LAC has mainly uploaded service files for the Canadian Expeditionary Forces (CEF). Home Defense was not included. For another of my other Great Grandfathers James J Mahaffey who served as Home Guard (and was also a Trumpeter), patrolling the St. Lawrence River (From Prescott to Cornwall), much of the file has been lost for the ‘D’ Squadron of the 4th Hussars, and little is known about the unit during the First World War. A partial pay list and receipts collection has survived. [There is a small blog post about the Squadron on the Cornwall Community Museum site].

There are many other websites available that have histories of military Divisions where a researcher can learn at least a rudimentary amount about their Relative’s placements, or have dedicated lists of those that lost their lives during the conflict.

World War II records are still protected under privacy laws, and but are available if requested to direct descendants of soldiers that served.

This is a short list of the individuals that I have found to date. I still have an enormous amount of research to do for each one, but for most, I have at least the basics, thanks to information available on-line.

WWI –

  • CONNOR, Matthew ~RFA – 2nd Highland Bde/51st Div, ‘A’ bty. (635077)
  • CORDES, Herman ~CEF – 257th Btn. (1102317)
  • CORDIS, William ~CEF – 257th Btn. (644573)
  • CURRAN, David G ~BA – Royal Inniskilling Fusiliers/1st Btn. (44264) *KIA
  • CURRAN, Samuel J ~BA – Royal Inniskilling Fusiliers/1st Btn. (24193) *KIA
  • GERARD, Hubert D ~CF – 94th Regt. (2700323)
  • GERARD, Joseph W ~CF – 94th Regt. (2700322)
  • LALONDE, Arthur J ~HD/CEF – 59th Btn, 253Rd Btn., C.A.M.C (1090063/455819)
  • MAHAFFEY, James J ~HD – 4th Hussars, ‘D’ Squadron (NPAM)
  • McNAUGHTON, John ~CEF – 48th Highlanders, 15th Btn (27376) *KIA

WWII

  • CAWKER, Thomas R ~RCN
  • FOUNTAIN, Joseph R ~CF
  • LALONDE, Alexander J ~CEF
  • LALONDE, Arthur J ~CAF
  • McHAFFIE, James JF ~CF
  • McHAFFIE, Robert JJ ~CF

 

I hope to add further posts for these individuals once I have more detailed research to flesh out their stories.

Author – Jean Rae Baxter

I recently attended the 49th Charter Meeting of the Colonel Edward Jessup Branch of the United Empire Loyalists’ Association of Canada, in Grenville County, Ontario.

The Guest Speaker for the meeting was Author Jean Rae Baxter, a former teacher and Loyalist descendant.

Her topic was supposed to be about major Canadian historical figure Lieutenant Governor John Graves Simcoe, but due to the lack of a projector, she had to improvise and instead, gave a wonderful talk about her Loyalist themed book series.

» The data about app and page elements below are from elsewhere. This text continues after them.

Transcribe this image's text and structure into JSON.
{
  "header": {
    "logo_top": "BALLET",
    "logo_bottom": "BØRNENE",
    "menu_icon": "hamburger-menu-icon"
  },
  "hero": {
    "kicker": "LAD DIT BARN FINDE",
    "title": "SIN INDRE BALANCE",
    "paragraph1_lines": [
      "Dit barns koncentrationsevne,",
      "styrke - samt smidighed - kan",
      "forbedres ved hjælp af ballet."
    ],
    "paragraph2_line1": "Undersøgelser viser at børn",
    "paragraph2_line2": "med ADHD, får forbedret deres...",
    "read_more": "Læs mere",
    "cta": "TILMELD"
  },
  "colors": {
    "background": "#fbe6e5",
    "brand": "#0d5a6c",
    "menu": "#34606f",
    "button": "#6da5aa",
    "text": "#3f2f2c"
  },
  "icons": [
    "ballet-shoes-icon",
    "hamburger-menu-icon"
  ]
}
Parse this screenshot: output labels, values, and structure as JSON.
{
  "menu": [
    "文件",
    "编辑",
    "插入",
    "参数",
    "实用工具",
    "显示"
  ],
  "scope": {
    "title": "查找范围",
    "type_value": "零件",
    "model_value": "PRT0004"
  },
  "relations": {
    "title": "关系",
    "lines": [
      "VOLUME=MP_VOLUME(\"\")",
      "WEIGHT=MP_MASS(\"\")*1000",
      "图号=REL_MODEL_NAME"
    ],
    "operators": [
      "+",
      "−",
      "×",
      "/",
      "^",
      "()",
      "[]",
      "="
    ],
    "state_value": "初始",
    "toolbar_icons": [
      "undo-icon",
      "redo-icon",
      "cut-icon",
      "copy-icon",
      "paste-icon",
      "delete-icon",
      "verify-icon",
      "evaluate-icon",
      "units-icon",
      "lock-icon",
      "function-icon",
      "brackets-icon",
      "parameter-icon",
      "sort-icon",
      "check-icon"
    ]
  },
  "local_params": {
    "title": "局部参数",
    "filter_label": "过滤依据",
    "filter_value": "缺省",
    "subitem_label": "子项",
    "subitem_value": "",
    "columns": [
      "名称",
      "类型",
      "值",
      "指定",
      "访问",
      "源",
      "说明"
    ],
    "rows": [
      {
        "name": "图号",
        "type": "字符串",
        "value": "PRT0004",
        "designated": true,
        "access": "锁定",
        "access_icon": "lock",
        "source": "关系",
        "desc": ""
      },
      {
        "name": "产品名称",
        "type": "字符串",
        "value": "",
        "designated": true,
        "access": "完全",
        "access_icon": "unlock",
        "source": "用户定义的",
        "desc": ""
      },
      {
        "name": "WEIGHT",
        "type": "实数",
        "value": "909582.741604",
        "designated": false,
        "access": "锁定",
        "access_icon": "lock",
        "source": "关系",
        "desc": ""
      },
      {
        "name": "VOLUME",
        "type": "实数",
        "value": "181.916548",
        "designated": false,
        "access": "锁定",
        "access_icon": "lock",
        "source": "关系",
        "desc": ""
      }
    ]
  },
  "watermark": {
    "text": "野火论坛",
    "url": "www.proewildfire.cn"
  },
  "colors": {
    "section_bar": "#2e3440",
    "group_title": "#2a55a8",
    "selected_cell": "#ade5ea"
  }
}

Ms. Baxter spoke about having to teach historical literature during the 1970’s to a population of students of which about 85% were descended of United Empire Loyalists, and a bus load more of students attended from the nearby First Nations Reserve. She recalled that at the time, she was given ‘classic’ books written about the early time period by American authors with a clear disdain for the Loyalist population and First Nations People during the American War of Independence.

So, she set out to fix this particular problem.

Jean wrote ‘The Way Lies North’ (2007) in response to the need for responsible historical fiction to tell the story of the Loyalists from a Canadian point of view.

This was the first book in the “Forging a Nation” series, for which a sixth book is being written.  The series examines the stories of White Loyalists, Black Loyalists and the First Nations Peoples who were all affected by the violence and uprooting of the American Revolution.

During her talk, she read excerpts from each of the 5 novels currently published in the series. And each one, beautifully written, gave a very clear sense of what the Loyalist populations were experiencing, embodied in the main character of the story. The series is written in teen-aged perspectives for Young Adults, but should be enjoyed by a broader audience.

Ms. Baxter has also written a literary murder mystery novel, and many short stories.